::: SOURCE RECORDS :::
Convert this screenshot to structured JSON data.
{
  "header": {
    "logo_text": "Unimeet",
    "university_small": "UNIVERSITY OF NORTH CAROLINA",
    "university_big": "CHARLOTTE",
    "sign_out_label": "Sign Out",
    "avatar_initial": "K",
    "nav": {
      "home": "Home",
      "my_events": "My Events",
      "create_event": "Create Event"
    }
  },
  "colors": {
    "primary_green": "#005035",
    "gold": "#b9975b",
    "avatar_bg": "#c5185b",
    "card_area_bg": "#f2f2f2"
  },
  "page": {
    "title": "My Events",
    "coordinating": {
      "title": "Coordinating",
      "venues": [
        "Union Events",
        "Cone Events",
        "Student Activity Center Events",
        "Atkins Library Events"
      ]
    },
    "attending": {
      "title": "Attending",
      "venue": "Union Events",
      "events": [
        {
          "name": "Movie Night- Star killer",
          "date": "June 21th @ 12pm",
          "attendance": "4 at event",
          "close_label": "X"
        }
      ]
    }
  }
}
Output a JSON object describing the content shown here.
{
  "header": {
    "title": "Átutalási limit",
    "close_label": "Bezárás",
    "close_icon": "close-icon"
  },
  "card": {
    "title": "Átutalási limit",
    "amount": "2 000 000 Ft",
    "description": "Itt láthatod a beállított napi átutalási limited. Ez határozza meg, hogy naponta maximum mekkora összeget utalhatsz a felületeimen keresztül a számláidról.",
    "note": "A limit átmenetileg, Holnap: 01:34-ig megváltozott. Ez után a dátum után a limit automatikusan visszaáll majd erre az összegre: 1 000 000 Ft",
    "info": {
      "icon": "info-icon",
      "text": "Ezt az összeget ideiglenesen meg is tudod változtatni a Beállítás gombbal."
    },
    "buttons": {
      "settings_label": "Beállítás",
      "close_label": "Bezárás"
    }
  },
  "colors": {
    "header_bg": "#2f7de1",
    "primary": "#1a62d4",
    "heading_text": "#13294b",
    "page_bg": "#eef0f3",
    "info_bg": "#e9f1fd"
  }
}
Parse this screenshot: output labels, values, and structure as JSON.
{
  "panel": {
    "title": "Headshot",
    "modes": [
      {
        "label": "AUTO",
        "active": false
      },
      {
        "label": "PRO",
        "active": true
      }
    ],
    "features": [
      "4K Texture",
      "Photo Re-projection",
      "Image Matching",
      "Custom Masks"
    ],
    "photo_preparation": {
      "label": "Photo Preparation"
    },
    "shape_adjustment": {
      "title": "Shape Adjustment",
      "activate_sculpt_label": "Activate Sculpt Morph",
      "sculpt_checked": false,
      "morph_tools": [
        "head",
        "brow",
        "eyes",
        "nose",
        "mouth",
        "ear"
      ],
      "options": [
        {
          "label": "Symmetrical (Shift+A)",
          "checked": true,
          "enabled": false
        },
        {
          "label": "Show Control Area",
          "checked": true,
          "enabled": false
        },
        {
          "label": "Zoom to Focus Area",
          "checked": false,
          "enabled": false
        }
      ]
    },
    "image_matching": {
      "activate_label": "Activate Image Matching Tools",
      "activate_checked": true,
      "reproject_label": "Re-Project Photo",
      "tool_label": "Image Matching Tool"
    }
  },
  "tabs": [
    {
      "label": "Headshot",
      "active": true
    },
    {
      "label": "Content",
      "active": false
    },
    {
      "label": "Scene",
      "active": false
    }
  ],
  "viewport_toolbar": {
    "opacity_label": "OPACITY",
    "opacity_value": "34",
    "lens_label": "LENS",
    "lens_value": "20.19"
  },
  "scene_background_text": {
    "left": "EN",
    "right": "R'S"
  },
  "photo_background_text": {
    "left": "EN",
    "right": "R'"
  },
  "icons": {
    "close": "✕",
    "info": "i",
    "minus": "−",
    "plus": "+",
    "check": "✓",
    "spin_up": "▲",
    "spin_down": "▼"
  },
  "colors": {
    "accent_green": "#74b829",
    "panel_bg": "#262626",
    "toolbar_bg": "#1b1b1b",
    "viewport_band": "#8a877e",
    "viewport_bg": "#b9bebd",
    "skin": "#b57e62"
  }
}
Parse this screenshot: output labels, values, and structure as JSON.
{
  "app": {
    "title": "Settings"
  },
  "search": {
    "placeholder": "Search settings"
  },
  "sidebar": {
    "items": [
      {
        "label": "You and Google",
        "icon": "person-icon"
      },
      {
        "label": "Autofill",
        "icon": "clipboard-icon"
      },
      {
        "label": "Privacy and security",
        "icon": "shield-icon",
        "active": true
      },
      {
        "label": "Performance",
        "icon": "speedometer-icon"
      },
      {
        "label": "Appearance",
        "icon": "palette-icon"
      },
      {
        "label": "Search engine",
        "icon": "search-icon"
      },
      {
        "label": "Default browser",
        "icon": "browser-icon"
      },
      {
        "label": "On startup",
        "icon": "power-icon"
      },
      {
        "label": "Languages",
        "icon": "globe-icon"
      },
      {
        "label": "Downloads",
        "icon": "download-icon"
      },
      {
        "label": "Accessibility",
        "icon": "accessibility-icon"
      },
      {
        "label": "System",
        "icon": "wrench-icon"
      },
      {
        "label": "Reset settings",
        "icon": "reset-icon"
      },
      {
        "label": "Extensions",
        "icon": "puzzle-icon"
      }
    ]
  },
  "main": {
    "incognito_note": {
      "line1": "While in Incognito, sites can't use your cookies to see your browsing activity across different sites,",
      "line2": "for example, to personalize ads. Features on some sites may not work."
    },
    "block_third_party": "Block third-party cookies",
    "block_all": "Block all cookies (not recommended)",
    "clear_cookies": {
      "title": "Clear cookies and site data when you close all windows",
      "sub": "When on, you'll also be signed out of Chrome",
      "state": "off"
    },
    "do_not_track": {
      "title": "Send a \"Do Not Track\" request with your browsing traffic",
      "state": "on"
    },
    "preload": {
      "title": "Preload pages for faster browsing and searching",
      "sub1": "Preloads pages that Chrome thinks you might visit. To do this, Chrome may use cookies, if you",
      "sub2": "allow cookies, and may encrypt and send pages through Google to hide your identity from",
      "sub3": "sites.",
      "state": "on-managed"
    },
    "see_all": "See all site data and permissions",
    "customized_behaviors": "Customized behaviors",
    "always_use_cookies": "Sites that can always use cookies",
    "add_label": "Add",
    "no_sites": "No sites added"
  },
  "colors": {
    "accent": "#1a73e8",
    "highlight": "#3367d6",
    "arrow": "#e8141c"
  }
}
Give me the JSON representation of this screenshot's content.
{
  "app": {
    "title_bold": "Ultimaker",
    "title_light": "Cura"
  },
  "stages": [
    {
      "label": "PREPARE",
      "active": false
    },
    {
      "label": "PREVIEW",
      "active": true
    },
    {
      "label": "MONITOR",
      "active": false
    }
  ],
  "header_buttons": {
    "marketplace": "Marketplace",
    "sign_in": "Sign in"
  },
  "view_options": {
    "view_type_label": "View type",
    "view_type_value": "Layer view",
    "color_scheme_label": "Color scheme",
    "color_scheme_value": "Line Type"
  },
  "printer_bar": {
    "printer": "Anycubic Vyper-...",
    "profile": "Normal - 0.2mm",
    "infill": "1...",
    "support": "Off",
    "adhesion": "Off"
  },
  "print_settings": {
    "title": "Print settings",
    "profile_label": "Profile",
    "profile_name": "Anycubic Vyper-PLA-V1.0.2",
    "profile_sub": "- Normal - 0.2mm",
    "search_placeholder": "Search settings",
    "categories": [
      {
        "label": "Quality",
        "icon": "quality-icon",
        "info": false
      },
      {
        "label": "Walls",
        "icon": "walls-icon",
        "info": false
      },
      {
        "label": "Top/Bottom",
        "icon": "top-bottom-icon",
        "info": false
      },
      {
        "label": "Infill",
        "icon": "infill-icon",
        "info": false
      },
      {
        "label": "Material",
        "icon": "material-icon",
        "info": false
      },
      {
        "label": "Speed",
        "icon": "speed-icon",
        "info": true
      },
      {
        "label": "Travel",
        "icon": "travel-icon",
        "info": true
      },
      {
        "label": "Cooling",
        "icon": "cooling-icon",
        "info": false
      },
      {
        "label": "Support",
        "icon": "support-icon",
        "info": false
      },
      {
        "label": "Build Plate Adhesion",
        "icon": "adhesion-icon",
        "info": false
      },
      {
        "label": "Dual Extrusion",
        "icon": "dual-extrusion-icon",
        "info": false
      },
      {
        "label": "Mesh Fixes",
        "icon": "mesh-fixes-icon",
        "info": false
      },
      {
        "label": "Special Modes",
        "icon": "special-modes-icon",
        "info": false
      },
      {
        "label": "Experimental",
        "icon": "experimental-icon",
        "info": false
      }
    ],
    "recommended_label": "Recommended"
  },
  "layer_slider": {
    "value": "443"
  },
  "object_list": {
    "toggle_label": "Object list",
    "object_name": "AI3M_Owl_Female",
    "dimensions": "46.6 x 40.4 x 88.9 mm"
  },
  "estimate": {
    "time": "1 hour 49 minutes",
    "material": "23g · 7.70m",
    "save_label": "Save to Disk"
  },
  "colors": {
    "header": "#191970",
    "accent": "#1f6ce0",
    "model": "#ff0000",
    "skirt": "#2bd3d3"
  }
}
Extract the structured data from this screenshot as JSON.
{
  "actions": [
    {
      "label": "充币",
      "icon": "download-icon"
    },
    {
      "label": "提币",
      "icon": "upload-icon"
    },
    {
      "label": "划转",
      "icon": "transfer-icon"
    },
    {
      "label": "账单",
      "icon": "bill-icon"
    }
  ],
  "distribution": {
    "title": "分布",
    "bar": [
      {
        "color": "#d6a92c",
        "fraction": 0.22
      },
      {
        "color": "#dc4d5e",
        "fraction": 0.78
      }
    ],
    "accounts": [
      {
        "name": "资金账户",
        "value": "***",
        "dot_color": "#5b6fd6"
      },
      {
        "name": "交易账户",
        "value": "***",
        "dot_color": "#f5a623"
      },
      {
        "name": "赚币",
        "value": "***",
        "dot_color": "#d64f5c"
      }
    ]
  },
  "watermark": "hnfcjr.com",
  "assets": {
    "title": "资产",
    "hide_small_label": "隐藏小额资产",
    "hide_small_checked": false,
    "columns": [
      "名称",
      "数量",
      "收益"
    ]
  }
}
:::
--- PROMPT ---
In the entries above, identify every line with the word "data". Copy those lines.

--- ANSWER SECTION ---
Convert this screenshot to structured JSON data.
      "title": "Clear cookies and site data when you close all windows",
    "see_all": "See all site data and permissions",
Extract the structured data from this screenshot as JSON.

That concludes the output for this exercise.